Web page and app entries
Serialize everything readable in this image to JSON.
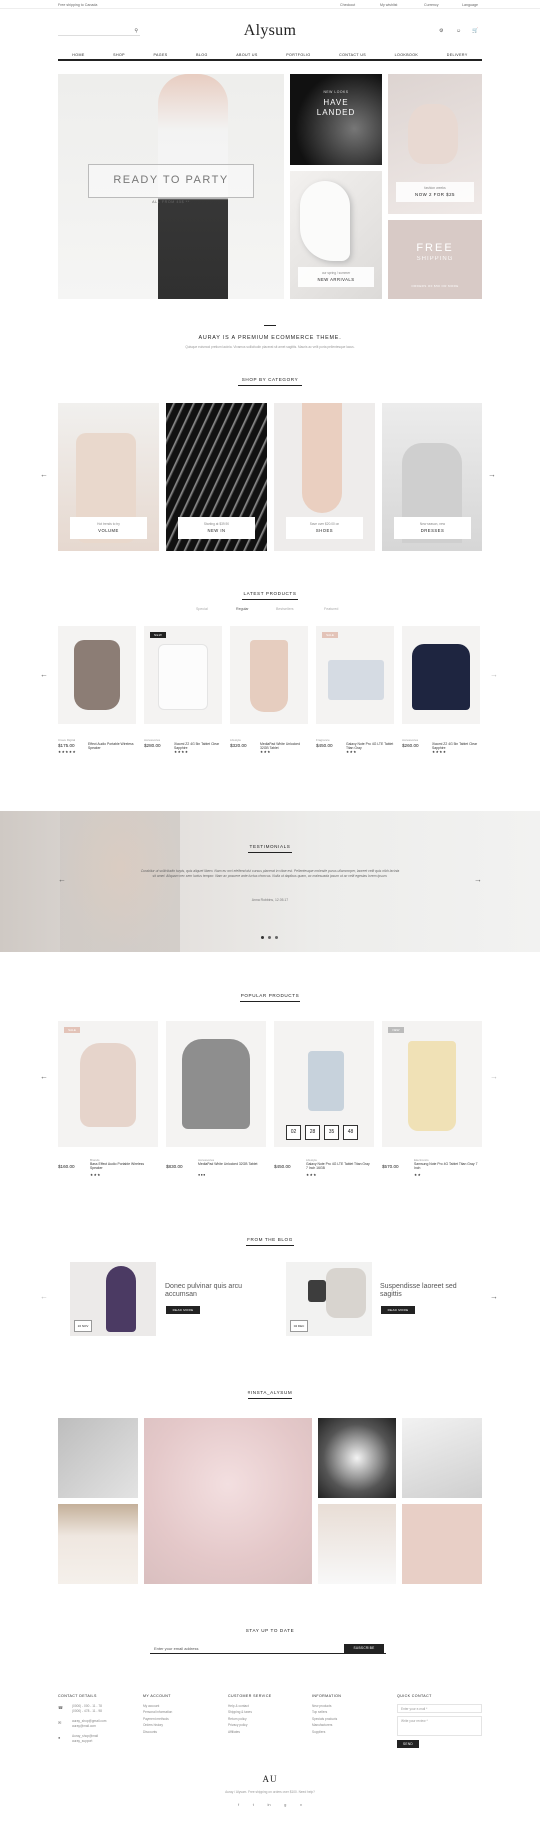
{
  "topbar": {
    "left": "Free shipping to Canada",
    "links": [
      "Checkout",
      "My wishlist",
      "Currency",
      "Language"
    ]
  },
  "header": {
    "logo": "Alysum"
  },
  "nav": {
    "items": [
      "HOME",
      "SHOP",
      "PAGES",
      "BLOG",
      "ABOUT US",
      "PORTFOLIO",
      "CONTACT US",
      "LOOKBOOK",
      "DELIVERY"
    ]
  },
  "hero": {
    "main_title": "READY TO PARTY",
    "main_sub": "ALL FROM 45$ **",
    "new_looks_small": "NEW LOOKS",
    "new_looks_big": "HAVE LANDED",
    "fashion_small": "fashion weeks",
    "fashion_big": "NOW 2 FOR $25",
    "arrivals_small": "our spring / summer",
    "arrivals_big": "NEW ARRIVALS",
    "free_big": "FREE",
    "free_sub": "SHIPPING",
    "free_small": "ORDERS OF $50 OR MORE"
  },
  "intro": {
    "title": "AURAY IS A PREMIUM ECOMMERCE THEME.",
    "text": "Quisque euismod pretium lacinia. Vivamus sollicitudin placerat sit amet sagittis. Mauris ac velit porta pellentesque lacus."
  },
  "categories": {
    "title": "SHOP BY CATEGORY",
    "items": [
      {
        "small": "Hot trends to try",
        "big": "VOLUME"
      },
      {
        "small": "Starting at $39.90",
        "big": "NEW IN"
      },
      {
        "small": "Save over $20.00 on",
        "big": "SHOES"
      },
      {
        "small": "New season, new",
        "big": "DRESSES"
      }
    ]
  },
  "latest": {
    "title": "LATEST PRODUCTS",
    "tabs": [
      "Special",
      "Regular",
      "Bestsellers",
      "Featured"
    ],
    "products": [
      {
        "badge": "",
        "meta": "Crave Digital",
        "name": "Effect Audio Portable Wireless Speaker",
        "price": "$175.00",
        "old": "",
        "stars": "★★★★★"
      },
      {
        "badge": "NEW",
        "meta": "Accessories",
        "name": "Xiaomi Z2 4G 5in Tablet Clear Sapphire",
        "price": "$280.00",
        "old": "",
        "stars": "★★★★"
      },
      {
        "badge": "",
        "meta": "Lifestyle",
        "name": "MediaPad White Unlocked 32GB Tablet",
        "price": "$320.00",
        "old": "",
        "stars": "★★★"
      },
      {
        "badge": "SALE",
        "meta": "Fragrance",
        "name": "Galaxy Note Pro 4G LTE Tablet Titan Gray",
        "price": "$450.00",
        "old": "",
        "stars": "★★★"
      },
      {
        "badge": "",
        "meta": "Accessories",
        "name": "Xiaomi Z2 4G 5in Tablet Clear Sapphire",
        "price": "$260.00",
        "old": "",
        "stars": "★★★★"
      }
    ]
  },
  "testimonials": {
    "title": "TESTIMONIALS",
    "quote": "Curabitur ut sollicitudin turpis, quis aliquet libero. Nam eu orci eleifend dui cursus placerat in vitae est. Pellentesque molestie purus ullamcorper, laoreet velit quis nibh lacinia sit amet. Aliquam nec sem luctus tempor. Nam ac posuere ante luctus rhoncus. Nulla ut dapibus quam, ac malesuada ipsum ut ac velit egestas lorem ipsum.",
    "author": "Anna Robbins, 12.05.17"
  },
  "popular": {
    "title": "POPULAR PRODUCTS",
    "products": [
      {
        "badge": "SALE",
        "meta": "Brands",
        "name": "Bass Effect Audio Portable Wireless Speaker",
        "price": "$160.00",
        "old": "",
        "stars": "★★★"
      },
      {
        "badge": "",
        "meta": "Accessories",
        "name": "MediaPad White Unlocked 32GB Tablet",
        "price": "$830.00",
        "old": "",
        "stars": "●●●"
      },
      {
        "badge": "",
        "meta": "Lifestyle",
        "name": "Galaxy Note Pro 4G LTE Tablet Titan Gray 7 Inch 16GB",
        "price": "$450.00",
        "old": "",
        "stars": "★★★"
      },
      {
        "badge": "NEW",
        "meta": "Electronics",
        "name": "Samsung Note Pro 4G Tablet Titan Gray 7 Inch",
        "price": "$570.00",
        "old": "",
        "stars": "★★"
      }
    ],
    "countdown": [
      "02",
      "28",
      "35",
      "48"
    ]
  },
  "blog": {
    "title": "FROM THE BLOG",
    "posts": [
      {
        "date": "16 NOV",
        "title": "Donec pulvinar quis arcu accumsan",
        "btn": "READ MORE"
      },
      {
        "date": "04 DEC",
        "title": "Suspendisse laoreet sed sagittis",
        "btn": "READ MORE"
      }
    ]
  },
  "insta": {
    "title": "#INSTA_ALYSUM"
  },
  "newsletter": {
    "title": "STAY UP TO DATE",
    "placeholder": "Enter your email address",
    "btn": "SUBSCRIBE"
  },
  "footer": {
    "cols": [
      {
        "title": "CONTACT DETAILS",
        "items": [
          "(0000) - 000 - 11 - 78",
          "(0000) - 478 - 11 - 98",
          "auray_shop@gmail.com",
          "auray@mail.com",
          "Auray_shop@mail",
          "auray_support"
        ]
      },
      {
        "title": "MY ACCOUNT",
        "items": [
          "My account",
          "Personal information",
          "Payment methods",
          "Orders history",
          "Discounts"
        ]
      },
      {
        "title": "CUSTOMER SERVICE",
        "items": [
          "Help & contact",
          "Shipping & taxes",
          "Return policy",
          "Privacy policy",
          "Affiliates"
        ]
      },
      {
        "title": "INFORMATION",
        "items": [
          "New products",
          "Top sellers",
          "Specials products",
          "Manufacturers",
          "Suppliers"
        ]
      }
    ],
    "quick": {
      "title": "QUICK CONTACT",
      "email_ph": "Enter your e-mail *",
      "msg_ph": "Write your review *",
      "btn": "SEND"
    },
    "logo": "AU",
    "copyright": "Auray / Alysum. Free shipping on orders over $100. Need help?",
    "social": [
      "f",
      "t",
      "in",
      "g",
      "v"
    ]
  }
}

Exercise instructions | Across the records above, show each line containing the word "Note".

Response to this task |
        "name": "Galaxy Note Pro 4G LTE Tablet Titan Gray",
        "name": "Galaxy Note Pro 4G LTE Tablet Titan Gray 7 Inch 16GB",
        "name": "Samsung Note Pro 4G Tablet Titan Gray 7 Inch",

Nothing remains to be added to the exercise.